[Start of Attachment]

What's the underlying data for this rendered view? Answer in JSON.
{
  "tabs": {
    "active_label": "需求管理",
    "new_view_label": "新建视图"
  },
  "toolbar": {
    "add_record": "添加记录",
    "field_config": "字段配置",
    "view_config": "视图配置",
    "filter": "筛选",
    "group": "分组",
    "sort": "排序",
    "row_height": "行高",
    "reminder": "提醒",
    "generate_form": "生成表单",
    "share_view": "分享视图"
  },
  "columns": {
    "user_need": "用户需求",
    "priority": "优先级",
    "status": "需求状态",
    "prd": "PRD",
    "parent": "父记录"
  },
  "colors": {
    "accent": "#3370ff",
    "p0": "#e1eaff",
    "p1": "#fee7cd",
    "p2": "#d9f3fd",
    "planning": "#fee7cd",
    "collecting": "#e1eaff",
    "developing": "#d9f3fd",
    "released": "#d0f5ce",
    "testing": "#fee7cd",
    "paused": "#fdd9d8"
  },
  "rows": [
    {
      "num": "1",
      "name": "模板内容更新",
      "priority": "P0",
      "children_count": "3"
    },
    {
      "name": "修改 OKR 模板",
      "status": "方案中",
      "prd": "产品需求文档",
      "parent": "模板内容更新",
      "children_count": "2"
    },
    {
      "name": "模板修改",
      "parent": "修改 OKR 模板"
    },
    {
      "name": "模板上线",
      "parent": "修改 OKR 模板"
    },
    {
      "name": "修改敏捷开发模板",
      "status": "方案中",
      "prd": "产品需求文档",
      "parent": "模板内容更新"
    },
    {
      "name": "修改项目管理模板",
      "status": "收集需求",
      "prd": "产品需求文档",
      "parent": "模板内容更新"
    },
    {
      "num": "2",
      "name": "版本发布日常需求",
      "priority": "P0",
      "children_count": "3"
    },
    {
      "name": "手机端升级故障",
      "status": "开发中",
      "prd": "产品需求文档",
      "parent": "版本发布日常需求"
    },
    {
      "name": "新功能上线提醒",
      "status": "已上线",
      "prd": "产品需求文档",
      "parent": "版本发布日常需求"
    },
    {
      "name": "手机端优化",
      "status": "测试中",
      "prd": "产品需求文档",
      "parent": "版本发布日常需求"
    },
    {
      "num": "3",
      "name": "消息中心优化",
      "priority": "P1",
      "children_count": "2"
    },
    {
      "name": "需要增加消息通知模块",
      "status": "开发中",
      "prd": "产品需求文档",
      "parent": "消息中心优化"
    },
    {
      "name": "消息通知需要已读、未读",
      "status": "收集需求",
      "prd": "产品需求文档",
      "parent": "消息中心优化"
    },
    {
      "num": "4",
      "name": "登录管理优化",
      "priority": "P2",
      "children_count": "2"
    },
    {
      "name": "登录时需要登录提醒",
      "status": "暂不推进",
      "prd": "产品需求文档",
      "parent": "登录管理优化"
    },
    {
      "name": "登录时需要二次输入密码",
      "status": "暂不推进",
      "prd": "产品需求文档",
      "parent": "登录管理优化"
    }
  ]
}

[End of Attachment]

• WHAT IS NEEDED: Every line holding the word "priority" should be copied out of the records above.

• YOUR SOLUTION:
    "priority": "优先级",
      "priority": "P0",
      "priority": "P0",
      "priority": "P1",
      "priority": "P2",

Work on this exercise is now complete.